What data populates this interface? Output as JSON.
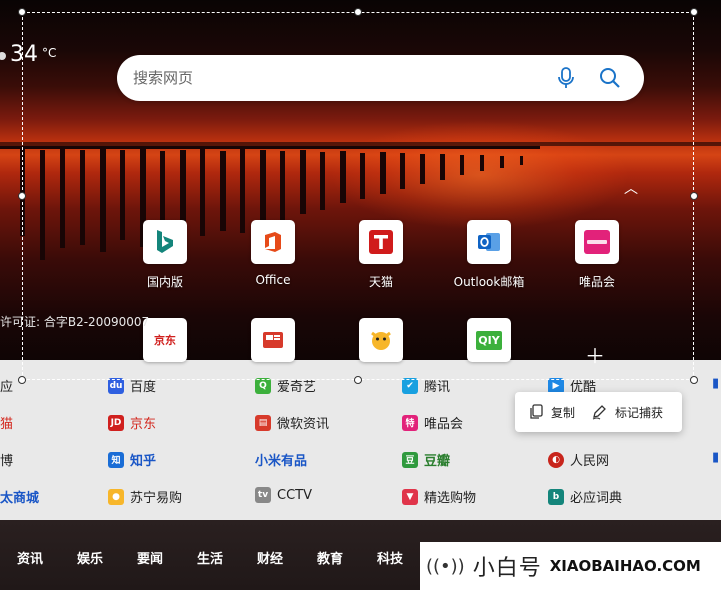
{
  "weather": {
    "temp": "34",
    "unit": "°C"
  },
  "search": {
    "placeholder": "搜索网页"
  },
  "shortcuts": [
    {
      "label": "国内版",
      "icon": "bing-icon"
    },
    {
      "label": "Office",
      "icon": "office-icon"
    },
    {
      "label": "天猫",
      "icon": "tmall-icon"
    },
    {
      "label": "Outlook邮箱",
      "icon": "outlook-icon"
    },
    {
      "label": "唯品会",
      "icon": "vip-icon"
    }
  ],
  "shortcuts_row2": [
    {
      "icon": "jd-icon",
      "text": "京东"
    },
    {
      "icon": "msn-icon"
    },
    {
      "icon": "suning-icon"
    },
    {
      "icon": "iqiyi-icon",
      "text": "QIY"
    }
  ],
  "license": "许可证: 合字B2-20090007",
  "links": {
    "row1": [
      "应",
      "百度",
      "爱奇艺",
      "腾讯",
      "优酷"
    ],
    "row2": [
      "猫",
      "京东",
      "微软资讯",
      "唯品会"
    ],
    "row3": [
      "博",
      "知乎",
      "小米有品",
      "豆瓣",
      "人民网"
    ],
    "row4": [
      "太商城",
      "苏宁易购",
      "CCTV",
      "精选购物",
      "必应词典"
    ]
  },
  "menu": {
    "copy": "复制",
    "mark": "标记捕获"
  },
  "nav": [
    "资讯",
    "娱乐",
    "要闻",
    "生活",
    "财经",
    "教育",
    "科技"
  ],
  "brand": {
    "cn": "小白号",
    "en": "XIAOBAIHAO.COM"
  }
}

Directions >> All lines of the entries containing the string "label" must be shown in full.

Your solution >>
      "label": "国内版",
      "label": "Office",
      "label": "天猫",
      "label": "Outlook邮箱",
      "label": "唯品会",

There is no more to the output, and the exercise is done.